Pas, mie, goutte…
pah, mee, goot… Click below to hear an attempt at 13th-century pronunciation!
Not, not, not…
One more quick look at Old French. (See yesterday’s post.) We said we’d talk for a moment about how the negative was expressed (well, I said!).
In Old French, the most common way to make a comment negative was to use a simple ne before the verb. But it was also fairly common to add a qualifier to reinforce the negative. Which one was chosen sometimes depended on the verb used.
…et si n’en veoit gote: in modern French, et pourtant il ne voyait goutte, and yet he couldn’t see a drop. Originally goutte was probably associated with the verb boire, to drink. In this case, the man is blind.
…li cuer des genz ne furent mie en pais: in modern French, le coeur des gens n’était pas en paix, the hearts of the people were not at peace. Mie means crumb (miette in modern French; le pain de mie is sandwich bread, with a finer crumb than traditional French bread). The implication is that there wasn’t even a crumb of peace in the hearts of the people.

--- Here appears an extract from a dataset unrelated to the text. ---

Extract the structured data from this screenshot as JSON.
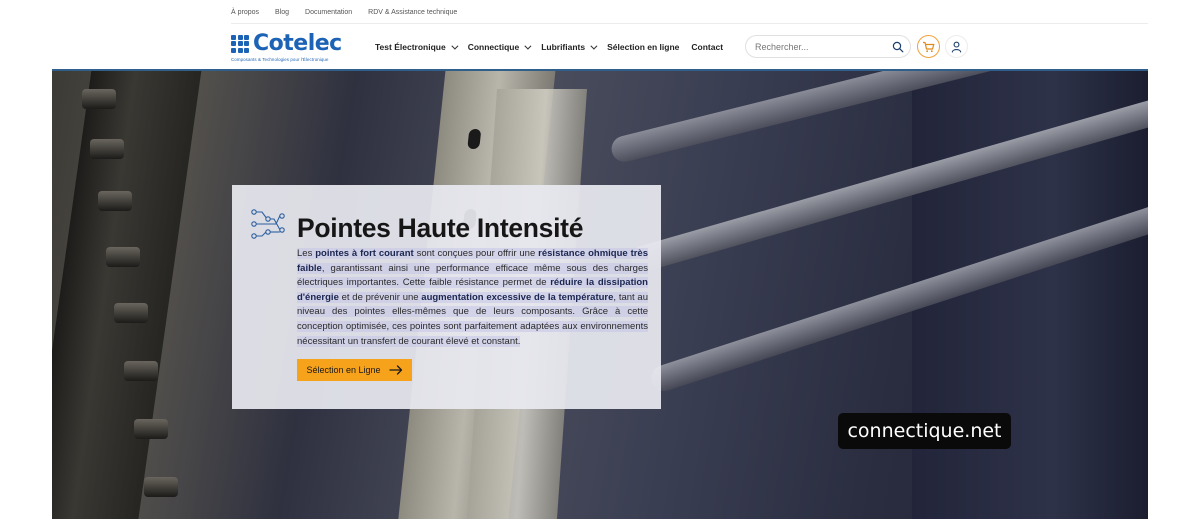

…il ne repairierent pas en l’ost: in modern French, ils ne sont pas revenus à l’armée, they didn’t return to the army at all. Un pas is a step; so they didn’t take a single step to return to the army. Originally pas was used with a verb of motion, such as go, come, walk, and so on. Gradually, over the space of several centuries, this is the second element of the negative that won out over all the other possibilities.

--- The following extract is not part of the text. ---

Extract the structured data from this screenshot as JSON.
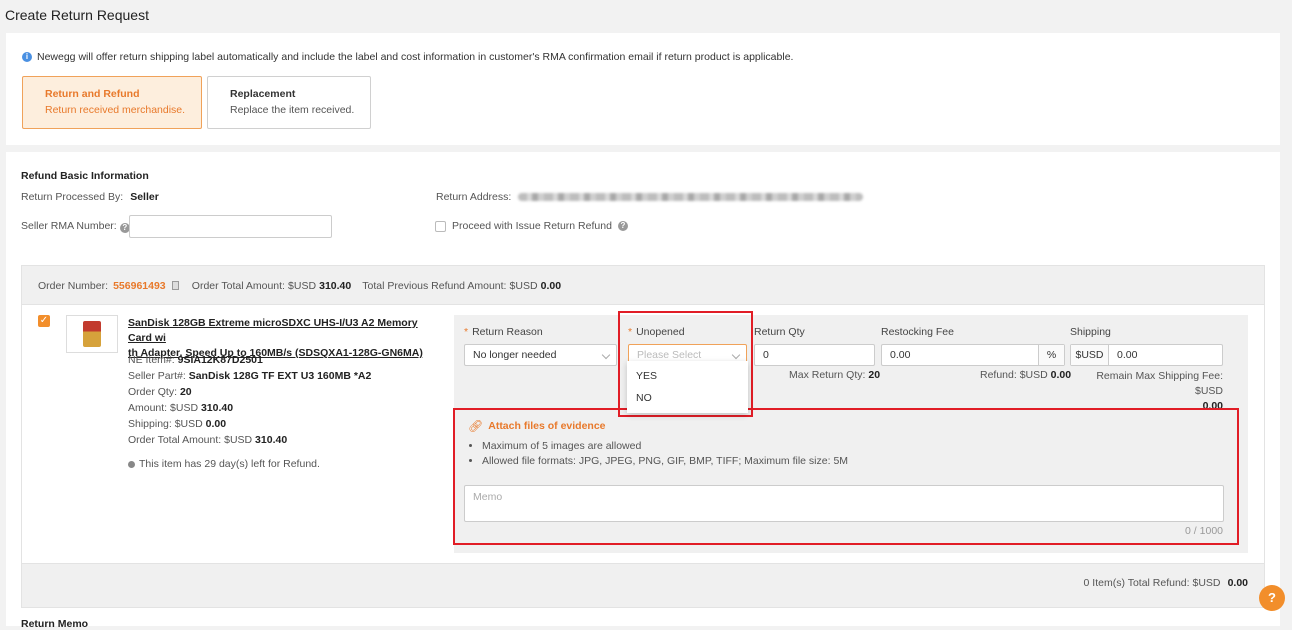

These examples all come from an account of the Fourth Crusade, which took place in the first years of the 13th century, by one Geoffroy de Villehardouin. It’s not clear whether his document is a journal or a memoir, but he recounts the débacle of the whole undertaking and claims to be an impartial storyteller.
Un point is a dot. Ne…point now means not at all.
Rien(s) (the s belongs to the old form) comes from popular Latin ren non, literally thing not. In other words, nothing. Ne…rien still means nothing.
And there were more! But this will give you an idea. A language, in its early stages, is like modeling clay. It can be anything (well, almost). And eventually it hardens, becomes rigid, acquires rules. Grammar books make pronouncements about immutable rules.
At the same time, starting with the spoken language (which changes about 100 years earlier than the written language; at least that was true before the internet came to dominate written communication), it remains fluid, moveable. As culture changes, so does the language. New inventions and new ideas call for new names; the old words no longer suffice to express the waves of change. At any given moment, both of these forces are at work in any language.
Here’s a link for those who want a summary of the characteristics of Old French. It’s linguistically pretty heavy-duty, but still interesting:
Tomorrow, I promise, we’re back to modern French! Thanks for indulging me.